*ASSIGNMENT*
Determine how many lines in the entries below include the word "rullande", and reply with that number alone.

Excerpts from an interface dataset
============================================================
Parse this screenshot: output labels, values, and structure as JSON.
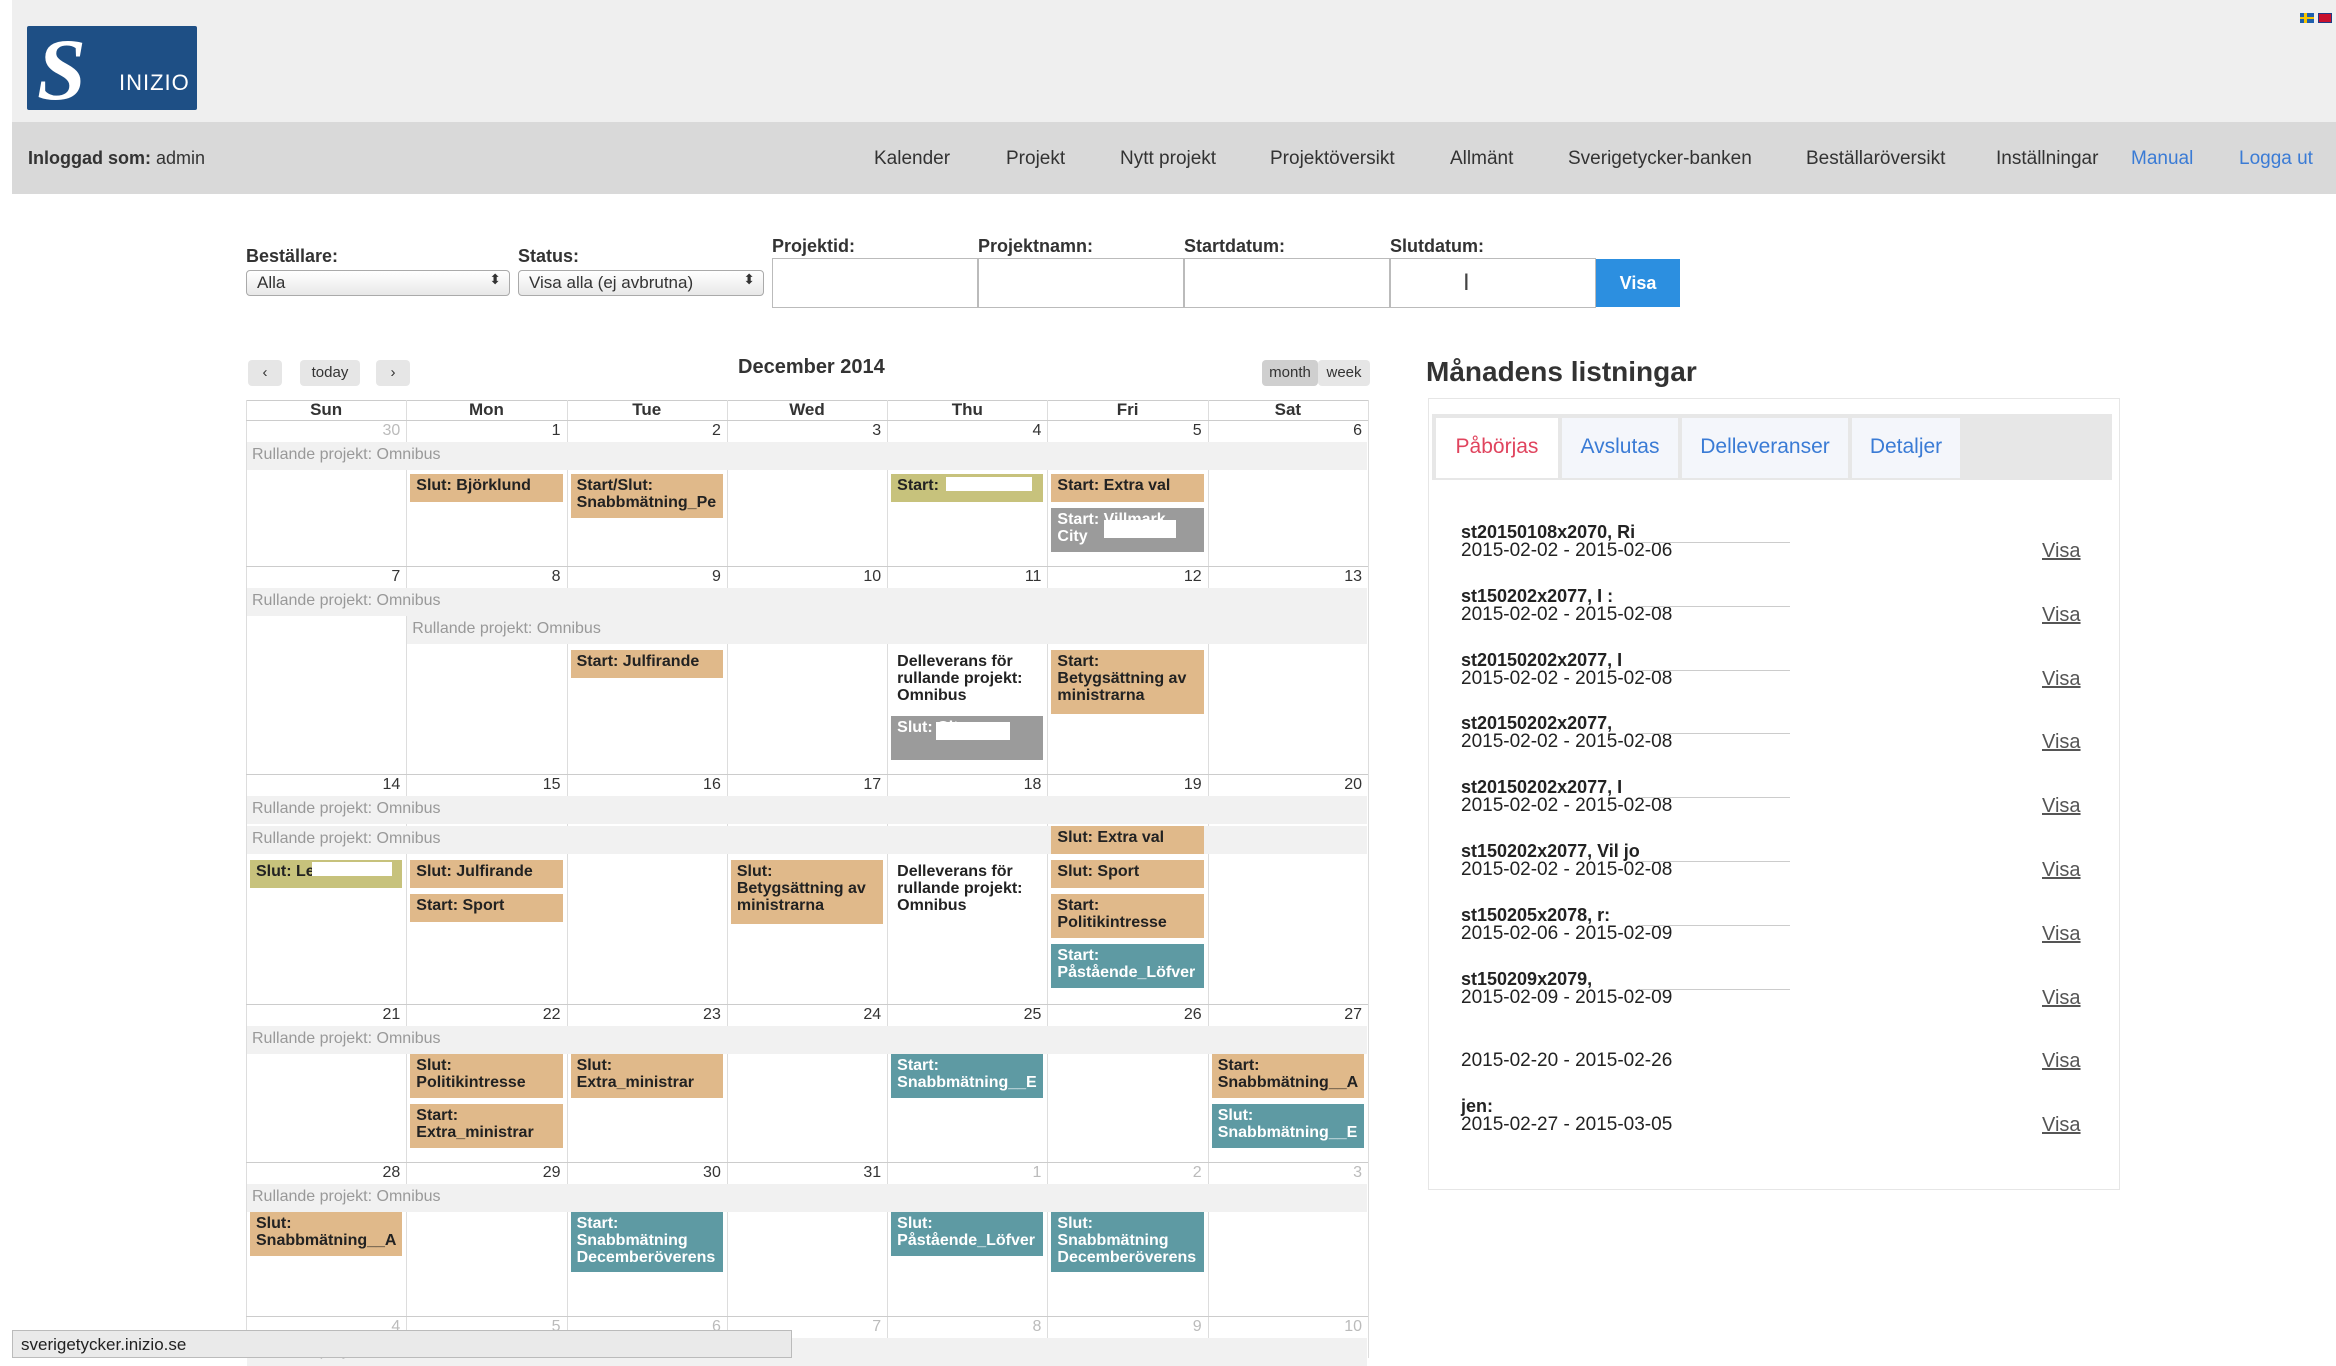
{
  "header": {
    "logo_text": "INIZIO",
    "logo_mark": "S",
    "logged_label": "Inloggad som:",
    "logged_user": "admin",
    "nav": [
      "Kalender",
      "Projekt",
      "Nytt projekt",
      "Projektöversikt",
      "Allmänt",
      "Sverigetycker-banken",
      "Beställaröversikt",
      "Inställningar"
    ],
    "nav_links": [
      "Manual",
      "Logga ut"
    ]
  },
  "filters": {
    "bestallare_label": "Beställare:",
    "bestallare_value": "Alla",
    "status_label": "Status:",
    "status_value": "Visa alla (ej avbrutna)",
    "projekttid_label": "Projektid:",
    "projektnamn_label": "Projektnamn:",
    "startdatum_label": "Startdatum:",
    "slutdatum_label": "Slutdatum:",
    "visa_button": "Visa"
  },
  "calendar": {
    "title": "December 2014",
    "today_label": "today",
    "month_label": "month",
    "week_label": "week",
    "weekdays": [
      "Sun",
      "Mon",
      "Tue",
      "Wed",
      "Thu",
      "Fri",
      "Sat"
    ],
    "weeks": [
      [
        "30",
        "1",
        "2",
        "3",
        "4",
        "5",
        "6"
      ],
      [
        "7",
        "8",
        "9",
        "10",
        "11",
        "12",
        "13"
      ],
      [
        "14",
        "15",
        "16",
        "17",
        "18",
        "19",
        "20"
      ],
      [
        "21",
        "22",
        "23",
        "24",
        "25",
        "26",
        "27"
      ],
      [
        "28",
        "29",
        "30",
        "31",
        "1",
        "2",
        "3"
      ],
      [
        "4",
        "5",
        "6",
        "7",
        "8",
        "9",
        "10"
      ]
    ],
    "rullande": "Rullande projekt: Omnibus",
    "events": {
      "e1": "Slut: Björklund",
      "e2": "Start/Slut: Snabbmätning_Pe",
      "e3": "Start:",
      "e4": "Start: Extra val",
      "e5": "Start: Villmark City",
      "e6": "Start: Julfirande",
      "e7": "Delleverans för rullande projekt: Omnibus",
      "e8": "Start: Betygsättning av ministrarna",
      "e9": "Slut: City",
      "e10": "Slut: Let's Dance",
      "e11": "Slut: Julfirande",
      "e12": "Start: Sport",
      "e13": "Slut: Betygsättning av ministrarna",
      "e14": "Delleverans för rullande projekt: Omnibus",
      "e15": "Slut: Extra val",
      "e16": "Slut: Sport",
      "e17": "Start: Politikintresse",
      "e18": "Start: Påstående_Löfver",
      "e19": "Slut: Politikintresse",
      "e20": "Start: Extra_ministrar",
      "e21": "Slut: Extra_ministrar",
      "e22": "Start: Snabbmätning__E",
      "e23": "Start: Snabbmätning__A",
      "e24": "Slut: Snabbmätning__E",
      "e25": "Slut: Snabbmätning__A",
      "e26": "Start: Snabbmätning Decemberöverens",
      "e27": "Slut: Påstående_Löfver",
      "e28": "Slut: Snabbmätning Decemberöverens"
    }
  },
  "panel": {
    "title": "Månadens listningar",
    "tabs": [
      "Påbörjas",
      "Avslutas",
      "Delleveranser",
      "Detaljer"
    ],
    "visa": "Visa",
    "items": [
      {
        "title": "st20150108x2070, Ri          er :",
        "dates": "2015-02-02 - 2015-02-06"
      },
      {
        "title": "st150202x2077, I                  :",
        "dates": "2015-02-02 - 2015-02-08"
      },
      {
        "title": "st20150202x2077, I",
        "dates": "2015-02-02 - 2015-02-08"
      },
      {
        "title": "st20150202x2077,",
        "dates": "2015-02-02 - 2015-02-08"
      },
      {
        "title": "st20150202x2077, I",
        "dates": "2015-02-02 - 2015-02-08"
      },
      {
        "title": "st150202x2077, Vil                     jor:",
        "dates": "2015-02-02 - 2015-02-08"
      },
      {
        "title": "st150205x2078,                              r:",
        "dates": "2015-02-06 - 2015-02-09"
      },
      {
        "title": "st150209x2079,",
        "dates": "2015-02-09 - 2015-02-09"
      },
      {
        "title": "",
        "dates": "2015-02-20 - 2015-02-26"
      },
      {
        "title": "jen:",
        "dates": "2015-02-27 - 2015-03-05"
      }
    ]
  },
  "status_bar": "sverigetycker.inizio.se",
  "colors": {
    "tan": "#e0b98a",
    "teal": "#5e9aa3",
    "accent": "#2c8fe0",
    "tab_active": "#e0445e"
  }
}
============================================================
*PROBLEM SOLUTION*
3